- **AIM OF THE TASK**: An exact copy of every record is needed, with all pictures omitted.
BEGIN EXERCISE DATA
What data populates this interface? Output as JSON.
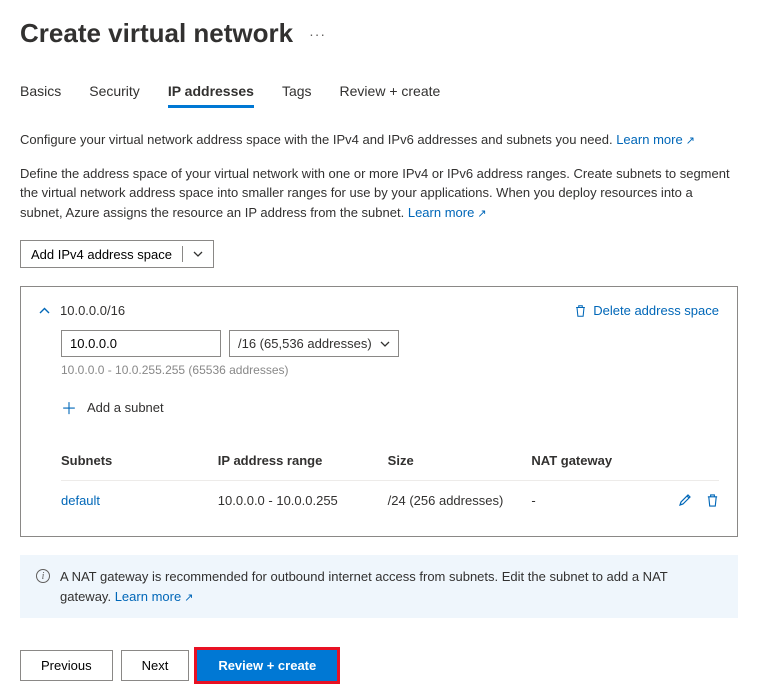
{
  "title": "Create virtual network",
  "tabs": [
    "Basics",
    "Security",
    "IP addresses",
    "Tags",
    "Review + create"
  ],
  "activeTabIndex": 2,
  "intro": "Configure your virtual network address space with the IPv4 and IPv6 addresses and subnets you need.",
  "introLink": "Learn more",
  "desc": "Define the address space of your virtual network with one or more IPv4 or IPv6 address ranges. Create subnets to segment the virtual network address space into smaller ranges for use by your applications. When you deploy resources into a subnet, Azure assigns the resource an IP address from the subnet.",
  "descLink": "Learn more",
  "addSpaceLabel": "Add IPv4 address space",
  "addressSpace": {
    "cidr": "10.0.0.0/16",
    "ip": "10.0.0.0",
    "mask": "/16 (65,536 addresses)",
    "rangeHint": "10.0.0.0 - 10.0.255.255 (65536 addresses)",
    "deleteLabel": "Delete address space"
  },
  "addSubnetLabel": "Add a subnet",
  "subnetHeaders": {
    "name": "Subnets",
    "range": "IP address range",
    "size": "Size",
    "nat": "NAT gateway"
  },
  "subnets": [
    {
      "name": "default",
      "range": "10.0.0.0 - 10.0.0.255",
      "size": "/24 (256 addresses)",
      "nat": "-"
    }
  ],
  "infoText": "A NAT gateway is recommended for outbound internet access from subnets. Edit the subnet to add a NAT gateway.",
  "infoLink": "Learn more",
  "footer": {
    "previous": "Previous",
    "next": "Next",
    "review": "Review + create"
  }
}
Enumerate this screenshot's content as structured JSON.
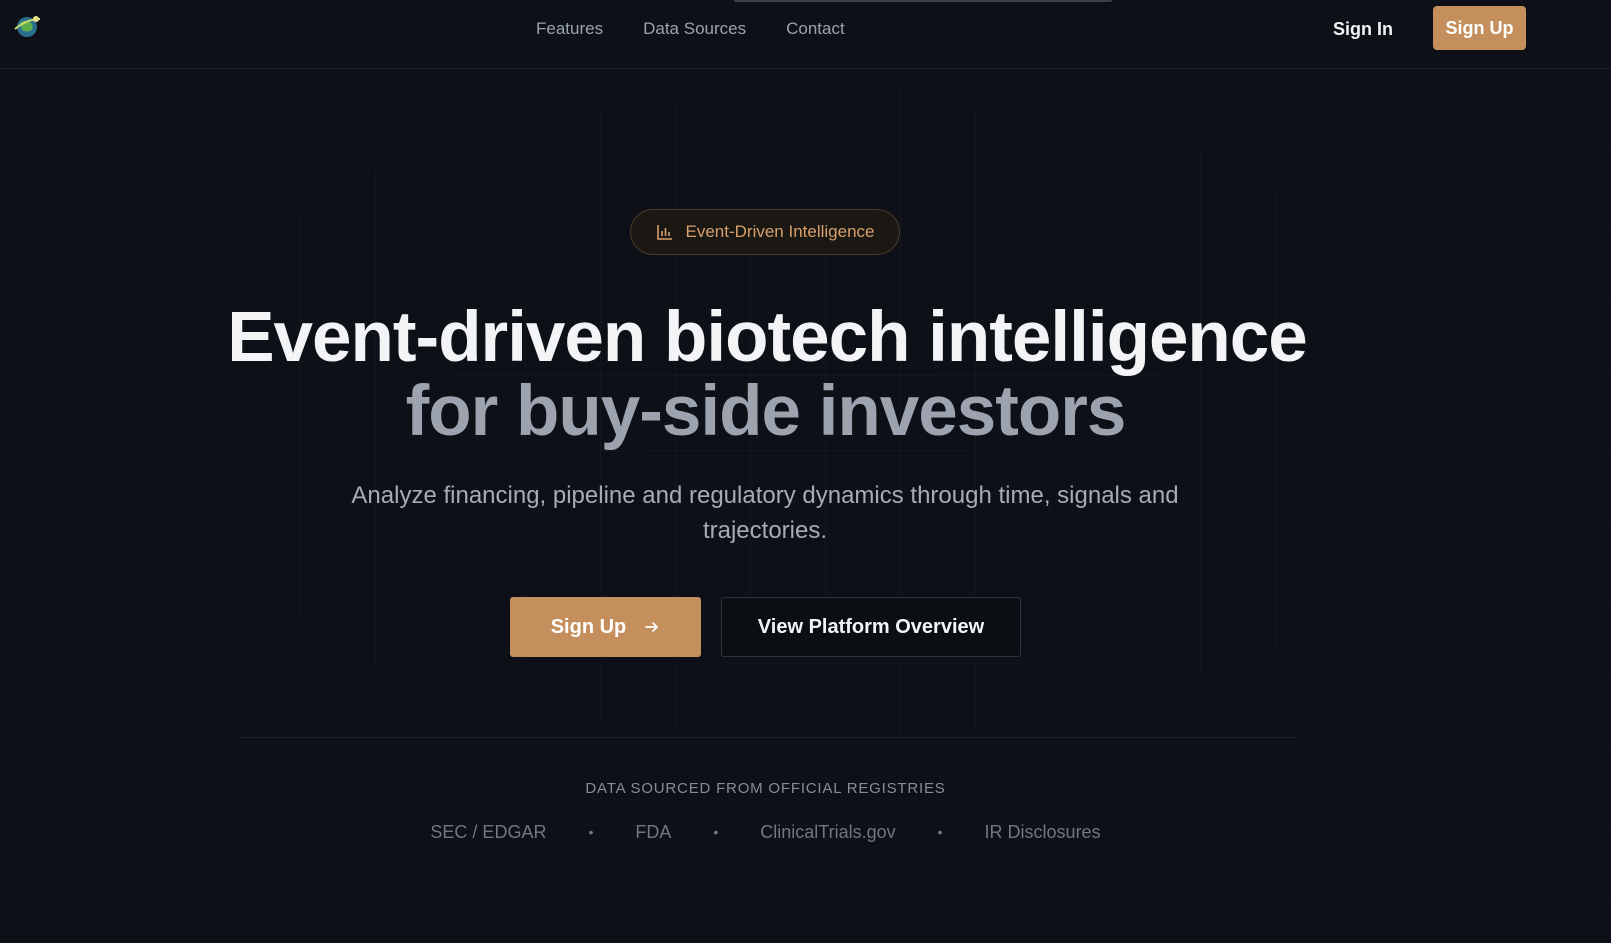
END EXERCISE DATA
- **YOUR SOLUTION**:
What data populates this interface? Output as JSON.
{
  "title": "Create virtual network",
  "tabs": [
    "Basics",
    "Security",
    "IP addresses",
    "Tags",
    "Review + create"
  ],
  "activeTabIndex": 2,
  "intro": "Configure your virtual network address space with the IPv4 and IPv6 addresses and subnets you need.",
  "introLink": "Learn more",
  "desc": "Define the address space of your virtual network with one or more IPv4 or IPv6 address ranges. Create subnets to segment the virtual network address space into smaller ranges for use by your applications. When you deploy resources into a subnet, Azure assigns the resource an IP address from the subnet.",
  "descLink": "Learn more",
  "addSpaceLabel": "Add IPv4 address space",
  "addressSpace": {
    "cidr": "10.0.0.0/16",
    "ip": "10.0.0.0",
    "mask": "/16 (65,536 addresses)",
    "rangeHint": "10.0.0.0 - 10.0.255.255 (65536 addresses)",
    "deleteLabel": "Delete address space"
  },
  "addSubnetLabel": "Add a subnet",
  "subnetHeaders": {
    "name": "Subnets",
    "range": "IP address range",
    "size": "Size",
    "nat": "NAT gateway"
  },
  "subnets": [
    {
      "name": "default",
      "range": "10.0.0.0 - 10.0.0.255",
      "size": "/24 (256 addresses)",
      "nat": "-"
    }
  ],
  "infoText": "A NAT gateway is recommended for outbound internet access from subnets. Edit the subnet to add a NAT gateway.",
  "infoLink": "Learn more",
  "footer": {
    "previous": "Previous",
    "next": "Next",
    "review": "Review + create"
  }
}
Enumerate this screenshot's content as structured JSON.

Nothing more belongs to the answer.